Because of this, Ginsburg has been the subject of subtle and, sometimes, not-so-subtle urgings for Ginsburg to step aside while former President Obama was in office, something that I wrote about several times during those eight years — see here, here, here, here, here, here and here — from liberal pundits and legal scholars. Ginsburg also hinted at several points during the run-up to the 2016 campaign that she believed, as most of us did, that Hillary Clinton would be elected President. Had that happened, I suspect that we would have seen a retirement by Ginsburg at some point during Clinton’s first term, although the timing of that resignation likely would have depended on several factors including Ginsburg’s own health and her personal desires, and the question of who would have controlled the Senate in such a hypothetical world. As long as Trump is President, though, it’s unlikely that Ginsburg is going to leave the Court voluntarily if she can help it.

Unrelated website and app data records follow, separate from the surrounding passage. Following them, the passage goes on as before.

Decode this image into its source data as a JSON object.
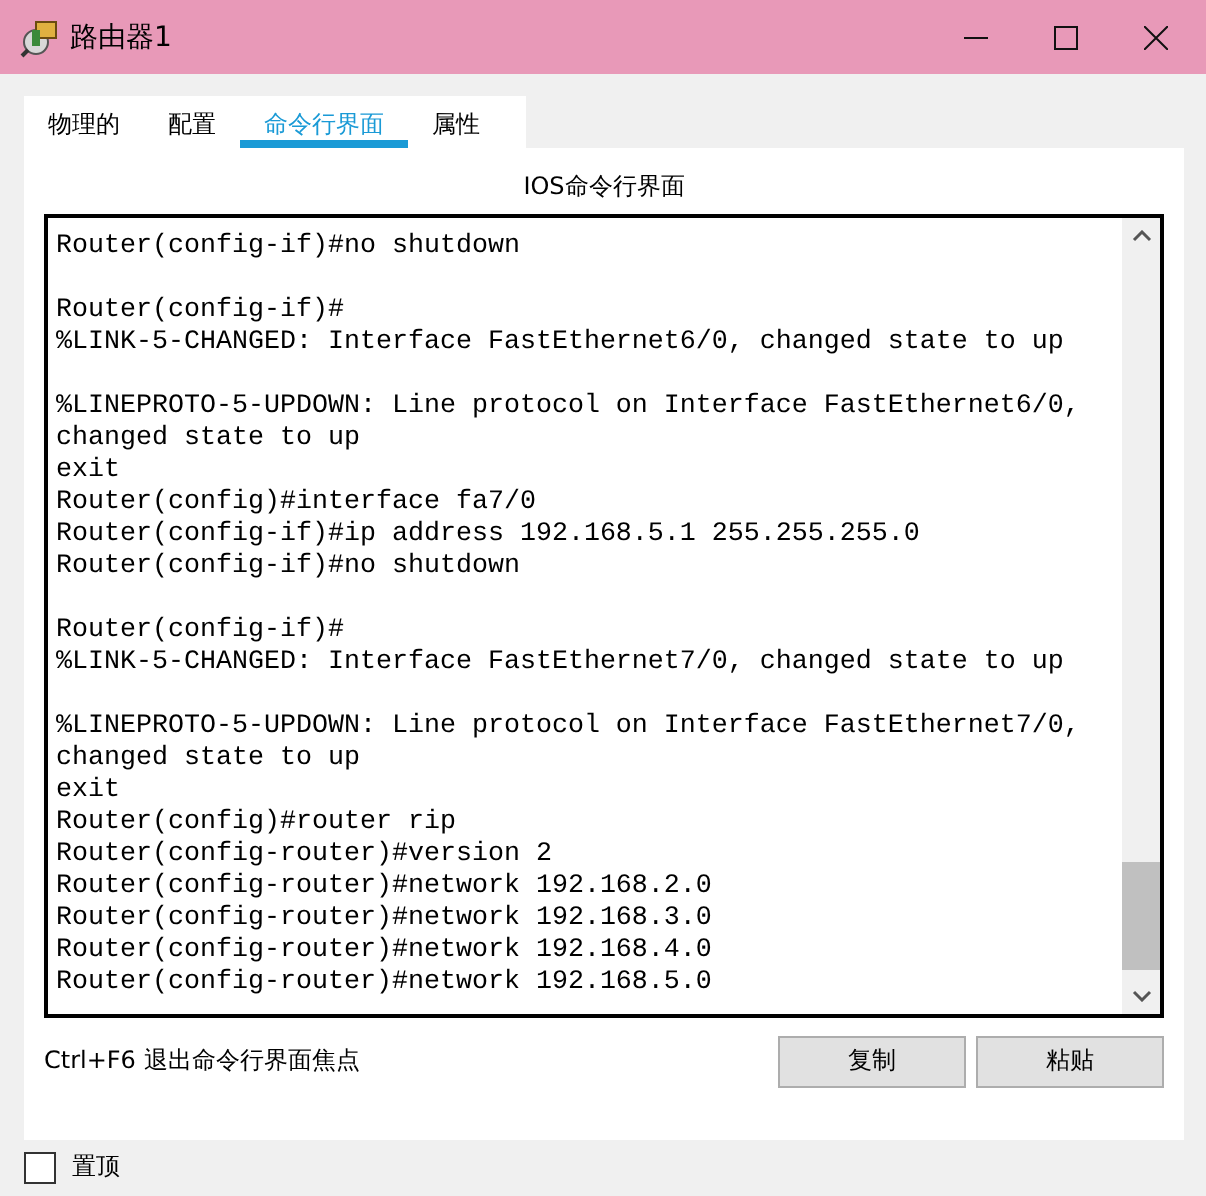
{
  "window": {
    "title": "路由器1"
  },
  "tabs": [
    {
      "label": "物理的",
      "selected": false
    },
    {
      "label": "配置",
      "selected": false
    },
    {
      "label": "命令行界面",
      "selected": true
    },
    {
      "label": "属性",
      "selected": false
    }
  ],
  "panel_title": "IOS命令行界面",
  "console_blocks": [
    [
      "Router(config-if)#no shutdown"
    ],
    [
      "Router(config-if)#",
      "%LINK-5-CHANGED: Interface FastEthernet6/0, changed state to up"
    ],
    [
      "%LINEPROTO-5-UPDOWN: Line protocol on Interface FastEthernet6/0,",
      "changed state to up",
      "exit",
      "Router(config)#interface fa7/0",
      "Router(config-if)#ip address 192.168.5.1 255.255.255.0",
      "Router(config-if)#no shutdown"
    ],
    [
      "Router(config-if)#",
      "%LINK-5-CHANGED: Interface FastEthernet7/0, changed state to up"
    ],
    [
      "%LINEPROTO-5-UPDOWN: Line protocol on Interface FastEthernet7/0,",
      "changed state to up",
      "exit",
      "Router(config)#router rip",
      "Router(config-router)#version 2",
      "Router(config-router)#network 192.168.2.0",
      "Router(config-router)#network 192.168.3.0",
      "Router(config-router)#network 192.168.4.0",
      "Router(config-router)#network 192.168.5.0"
    ]
  ],
  "hint": "Ctrl+F6 退出命令行界面焦点",
  "buttons": [
    "复制",
    "粘贴"
  ],
  "always_on_top": {
    "label": "置顶",
    "checked": false
  }
}
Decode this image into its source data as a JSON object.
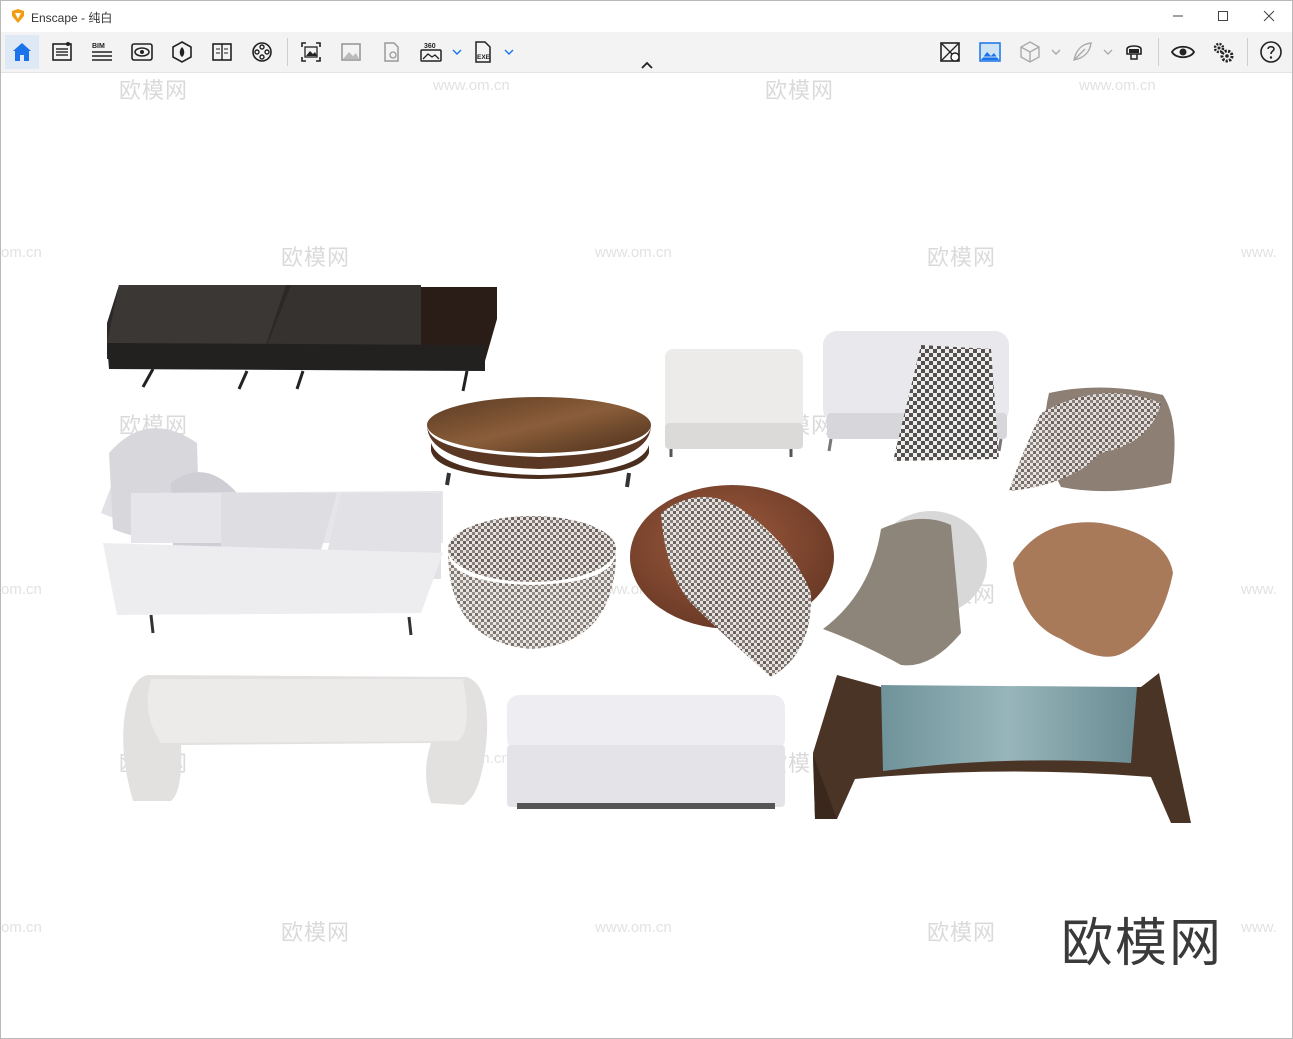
{
  "window": {
    "title": "Enscape - 纯白"
  },
  "titlebar": {
    "minimize_icon": "minimize-icon",
    "maximize_icon": "maximize-icon",
    "close_icon": "close-icon"
  },
  "toolbar": {
    "left_icons": [
      "home-icon",
      "settings-list-icon",
      "bim-icon",
      "view-icon",
      "asset-library-icon",
      "views-manager-icon",
      "video-editor-icon",
      "screenshot-icon",
      "batch-render-icon",
      "render-settings-icon",
      "panorama-360-icon",
      "export-exe-icon"
    ],
    "bim_label": "BIM",
    "pano_label": "360",
    "exe_label": "EXE",
    "right_icons": [
      "material-editor-icon",
      "landscape-icon",
      "cube-icon",
      "feather-icon",
      "vr-headset-icon",
      "eye-icon",
      "gears-icon",
      "help-icon"
    ]
  },
  "watermarks": {
    "brand": "欧模网",
    "url": "www.om.cn",
    "url_partial_left": "om.cn",
    "url_partial_right": "www.",
    "big_logo": "欧模网"
  },
  "colors": {
    "accent": "#1a73e8",
    "toolbar_bg": "#f3f3f3",
    "logo_orange": "#f39c12"
  }
}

Jazz Shaw at Hot Air comes down about the same place I do on this:
[N]o matter whether it’s retirement or health concerns, the decision remains between Ruth Bader Ginsburg and God. Epps is wringing his hands over “the future of certain policies” (spoiler alert: he’s talking about abortion) and describing it as hanging by a thread based on “whether this old woman is healthy or not.” Is it just me, or is that a pretty offensive thing to say about anyone, particularly a Supreme Court Justice?
If you want to change the system and put term limits on the Supreme Court, draft up an amendment and start circulating it around the country. But until that time, there’s no point debating the retirement age of the justices or harassing them over it. If Ginsburg wants to serve five or even ten more years, that’s up to her. Conversely, if she decides that enough is enough and steps down in January, that’s her prerogative as well.
This is basically the same thing I’ve been saying each time this issue comes up. It’s more than a little presumptuous for pundits on the left to call on Ginsburg to step aside for the good of whatever political cause they are concerned with the most. She was confirmed for a position that allows her to serve as long as she’s able to and to retire whenever she wishes to. If you don’t like that system, and there are admittedly good reasons why it should be debated, then we can have that conversation. However, that’s not the system we have right now. Justice Ginsburg will, hopefully, continue to be in good health and continue to serve her country as long as she likes. At some point, she’ll probably retire and we’ll have the battle over her replacement. Until then, leave her alone, because I have a feeling that every time she reads about one of these calls for her retirement she adds another year on to her plans.